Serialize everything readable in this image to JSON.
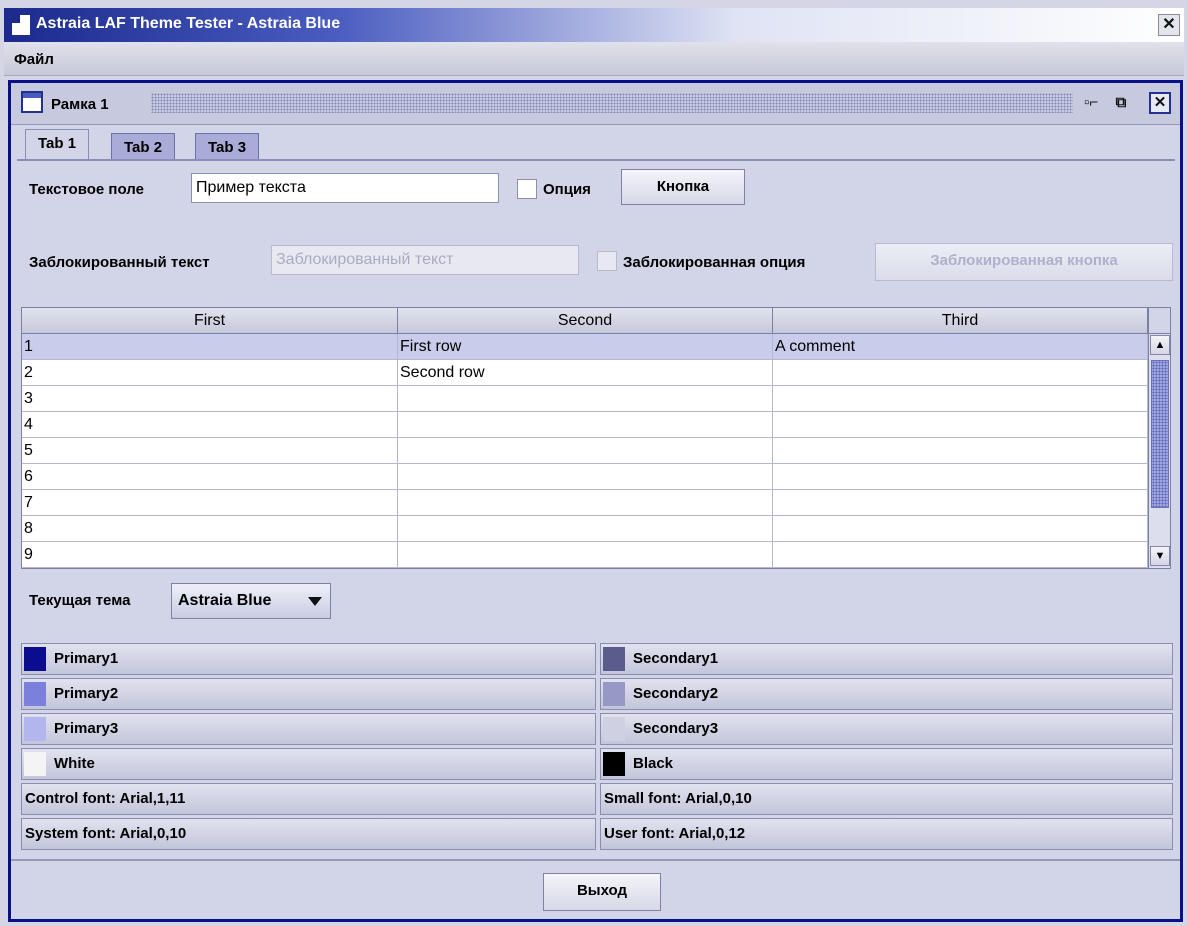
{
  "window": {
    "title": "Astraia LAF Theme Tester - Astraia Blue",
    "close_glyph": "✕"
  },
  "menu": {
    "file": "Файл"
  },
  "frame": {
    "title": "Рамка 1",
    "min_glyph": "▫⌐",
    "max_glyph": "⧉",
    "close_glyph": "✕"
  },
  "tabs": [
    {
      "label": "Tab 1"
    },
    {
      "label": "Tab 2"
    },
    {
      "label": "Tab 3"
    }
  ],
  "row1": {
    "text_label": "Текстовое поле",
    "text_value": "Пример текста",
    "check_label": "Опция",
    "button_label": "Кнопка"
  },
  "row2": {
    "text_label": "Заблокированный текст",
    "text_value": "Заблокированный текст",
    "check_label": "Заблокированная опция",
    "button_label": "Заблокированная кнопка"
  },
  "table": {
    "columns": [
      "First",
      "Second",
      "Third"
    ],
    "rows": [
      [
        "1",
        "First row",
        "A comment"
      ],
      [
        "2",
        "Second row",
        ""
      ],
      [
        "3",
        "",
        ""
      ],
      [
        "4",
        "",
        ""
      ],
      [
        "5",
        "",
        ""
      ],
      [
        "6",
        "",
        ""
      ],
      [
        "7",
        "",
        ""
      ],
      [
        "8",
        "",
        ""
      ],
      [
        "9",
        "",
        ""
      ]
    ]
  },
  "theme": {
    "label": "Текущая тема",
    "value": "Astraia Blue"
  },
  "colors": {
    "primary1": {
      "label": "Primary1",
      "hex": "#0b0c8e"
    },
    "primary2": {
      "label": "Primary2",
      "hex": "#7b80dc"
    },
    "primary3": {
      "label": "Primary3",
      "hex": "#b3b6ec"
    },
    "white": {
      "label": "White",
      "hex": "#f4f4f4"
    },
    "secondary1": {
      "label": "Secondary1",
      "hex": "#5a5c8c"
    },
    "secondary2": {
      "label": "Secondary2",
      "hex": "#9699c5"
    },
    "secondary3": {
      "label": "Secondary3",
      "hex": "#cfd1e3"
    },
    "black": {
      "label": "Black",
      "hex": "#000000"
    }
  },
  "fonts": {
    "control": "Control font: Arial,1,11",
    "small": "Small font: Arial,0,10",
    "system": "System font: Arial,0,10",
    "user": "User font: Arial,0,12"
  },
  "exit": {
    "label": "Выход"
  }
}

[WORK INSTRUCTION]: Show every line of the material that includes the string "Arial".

[RESPONSE TO THIS EXERCISE]:
    "control": "Control font: Arial,1,11",
    "small": "Small font: Arial,0,10",
    "system": "System font: Arial,0,10",
    "user": "User font: Arial,0,12"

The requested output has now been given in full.